[TASK INPUT]
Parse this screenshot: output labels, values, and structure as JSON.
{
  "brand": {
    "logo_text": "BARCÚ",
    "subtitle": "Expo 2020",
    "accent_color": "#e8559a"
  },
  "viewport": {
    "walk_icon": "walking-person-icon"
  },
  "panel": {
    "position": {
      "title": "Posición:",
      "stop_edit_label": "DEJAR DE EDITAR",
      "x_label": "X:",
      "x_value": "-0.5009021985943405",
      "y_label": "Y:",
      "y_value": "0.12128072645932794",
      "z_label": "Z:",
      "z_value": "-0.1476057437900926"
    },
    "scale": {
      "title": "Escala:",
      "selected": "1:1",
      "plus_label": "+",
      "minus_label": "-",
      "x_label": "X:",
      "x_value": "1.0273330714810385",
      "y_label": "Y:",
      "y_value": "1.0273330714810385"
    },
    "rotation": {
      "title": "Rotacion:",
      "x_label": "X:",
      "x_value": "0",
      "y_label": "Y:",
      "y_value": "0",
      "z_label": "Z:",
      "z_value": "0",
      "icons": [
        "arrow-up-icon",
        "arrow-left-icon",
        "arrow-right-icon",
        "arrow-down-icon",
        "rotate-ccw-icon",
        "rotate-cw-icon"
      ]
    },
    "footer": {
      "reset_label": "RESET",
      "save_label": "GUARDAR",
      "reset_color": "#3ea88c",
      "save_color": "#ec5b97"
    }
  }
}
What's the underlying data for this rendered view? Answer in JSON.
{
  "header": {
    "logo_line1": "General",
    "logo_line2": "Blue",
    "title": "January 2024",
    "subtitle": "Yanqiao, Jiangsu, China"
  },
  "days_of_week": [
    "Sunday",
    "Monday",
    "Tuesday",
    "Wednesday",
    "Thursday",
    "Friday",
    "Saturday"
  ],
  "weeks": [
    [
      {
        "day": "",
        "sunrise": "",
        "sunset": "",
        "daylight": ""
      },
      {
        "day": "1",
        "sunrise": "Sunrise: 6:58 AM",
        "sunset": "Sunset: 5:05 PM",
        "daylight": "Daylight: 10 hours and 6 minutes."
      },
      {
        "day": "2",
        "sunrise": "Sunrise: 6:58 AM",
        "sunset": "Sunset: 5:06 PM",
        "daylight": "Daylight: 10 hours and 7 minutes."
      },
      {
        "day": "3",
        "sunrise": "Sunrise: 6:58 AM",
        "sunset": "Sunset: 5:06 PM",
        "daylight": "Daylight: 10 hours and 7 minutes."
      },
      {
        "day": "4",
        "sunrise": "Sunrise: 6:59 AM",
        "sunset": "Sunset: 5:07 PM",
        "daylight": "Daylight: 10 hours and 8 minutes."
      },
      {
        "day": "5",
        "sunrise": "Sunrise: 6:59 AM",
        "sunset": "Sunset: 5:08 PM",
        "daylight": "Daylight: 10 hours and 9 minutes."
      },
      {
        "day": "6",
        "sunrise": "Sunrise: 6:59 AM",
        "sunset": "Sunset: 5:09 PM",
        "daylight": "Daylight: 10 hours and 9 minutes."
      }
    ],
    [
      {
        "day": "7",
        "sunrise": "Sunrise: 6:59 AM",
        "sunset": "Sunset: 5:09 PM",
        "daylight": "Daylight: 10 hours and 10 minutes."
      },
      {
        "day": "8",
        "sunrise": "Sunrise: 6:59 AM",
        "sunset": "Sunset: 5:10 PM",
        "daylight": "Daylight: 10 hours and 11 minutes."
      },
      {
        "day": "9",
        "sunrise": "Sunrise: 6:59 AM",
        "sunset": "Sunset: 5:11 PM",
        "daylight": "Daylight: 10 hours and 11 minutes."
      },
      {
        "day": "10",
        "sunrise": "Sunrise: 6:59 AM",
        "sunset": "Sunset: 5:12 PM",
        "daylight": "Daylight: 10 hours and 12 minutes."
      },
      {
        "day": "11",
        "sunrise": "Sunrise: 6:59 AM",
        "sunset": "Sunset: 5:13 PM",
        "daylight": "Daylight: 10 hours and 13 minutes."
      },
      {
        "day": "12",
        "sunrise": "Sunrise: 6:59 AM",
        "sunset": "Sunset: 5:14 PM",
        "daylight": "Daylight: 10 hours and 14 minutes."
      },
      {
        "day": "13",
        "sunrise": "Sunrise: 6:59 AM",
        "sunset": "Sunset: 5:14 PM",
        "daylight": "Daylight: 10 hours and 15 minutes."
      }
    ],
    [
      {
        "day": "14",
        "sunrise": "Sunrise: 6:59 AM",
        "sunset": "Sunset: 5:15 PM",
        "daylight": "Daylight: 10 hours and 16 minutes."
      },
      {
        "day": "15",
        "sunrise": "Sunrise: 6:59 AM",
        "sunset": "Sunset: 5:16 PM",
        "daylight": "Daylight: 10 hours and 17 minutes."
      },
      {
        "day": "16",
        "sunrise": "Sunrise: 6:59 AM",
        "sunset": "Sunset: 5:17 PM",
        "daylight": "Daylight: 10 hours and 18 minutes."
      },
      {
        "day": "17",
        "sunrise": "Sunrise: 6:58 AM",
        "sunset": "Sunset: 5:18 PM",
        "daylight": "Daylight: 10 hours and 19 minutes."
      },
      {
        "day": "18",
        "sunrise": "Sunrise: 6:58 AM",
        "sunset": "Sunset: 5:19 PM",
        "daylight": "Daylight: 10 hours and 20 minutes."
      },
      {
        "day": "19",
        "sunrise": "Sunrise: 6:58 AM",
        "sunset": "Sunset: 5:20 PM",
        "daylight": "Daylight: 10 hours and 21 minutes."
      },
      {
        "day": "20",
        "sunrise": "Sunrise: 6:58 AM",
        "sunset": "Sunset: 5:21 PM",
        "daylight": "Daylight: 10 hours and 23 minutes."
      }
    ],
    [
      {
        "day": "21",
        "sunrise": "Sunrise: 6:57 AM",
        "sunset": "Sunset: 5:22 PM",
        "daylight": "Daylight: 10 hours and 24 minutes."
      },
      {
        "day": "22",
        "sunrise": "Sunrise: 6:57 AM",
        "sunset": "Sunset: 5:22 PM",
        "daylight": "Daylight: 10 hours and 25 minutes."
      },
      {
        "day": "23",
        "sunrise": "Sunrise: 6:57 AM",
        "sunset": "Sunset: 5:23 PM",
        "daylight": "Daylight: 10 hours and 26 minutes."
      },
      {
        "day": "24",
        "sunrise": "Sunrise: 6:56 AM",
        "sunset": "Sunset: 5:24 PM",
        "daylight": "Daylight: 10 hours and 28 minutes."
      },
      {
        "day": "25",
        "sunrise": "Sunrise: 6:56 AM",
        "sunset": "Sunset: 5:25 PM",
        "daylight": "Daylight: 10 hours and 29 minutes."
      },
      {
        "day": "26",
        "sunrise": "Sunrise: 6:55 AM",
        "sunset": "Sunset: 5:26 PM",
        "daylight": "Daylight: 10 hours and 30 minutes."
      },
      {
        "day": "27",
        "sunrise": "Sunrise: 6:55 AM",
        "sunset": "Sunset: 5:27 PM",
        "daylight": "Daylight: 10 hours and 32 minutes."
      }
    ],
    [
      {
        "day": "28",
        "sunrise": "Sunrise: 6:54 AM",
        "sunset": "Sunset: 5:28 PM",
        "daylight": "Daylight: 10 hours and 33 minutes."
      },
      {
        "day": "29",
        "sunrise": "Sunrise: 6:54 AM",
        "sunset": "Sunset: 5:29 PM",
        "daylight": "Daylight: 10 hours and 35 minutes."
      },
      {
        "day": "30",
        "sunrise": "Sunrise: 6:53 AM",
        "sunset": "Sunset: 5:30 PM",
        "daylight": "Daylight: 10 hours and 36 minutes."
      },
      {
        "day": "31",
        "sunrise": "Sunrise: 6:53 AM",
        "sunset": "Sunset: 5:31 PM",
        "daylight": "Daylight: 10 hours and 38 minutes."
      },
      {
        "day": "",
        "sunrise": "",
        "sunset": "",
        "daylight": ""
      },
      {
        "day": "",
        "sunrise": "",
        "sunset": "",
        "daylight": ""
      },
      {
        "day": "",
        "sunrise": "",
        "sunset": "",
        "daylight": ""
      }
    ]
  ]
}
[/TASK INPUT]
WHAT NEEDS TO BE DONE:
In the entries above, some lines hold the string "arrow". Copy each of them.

TASK SOLUTION:
        "arrow-up-icon",
        "arrow-left-icon",
        "arrow-right-icon",
        "arrow-down-icon",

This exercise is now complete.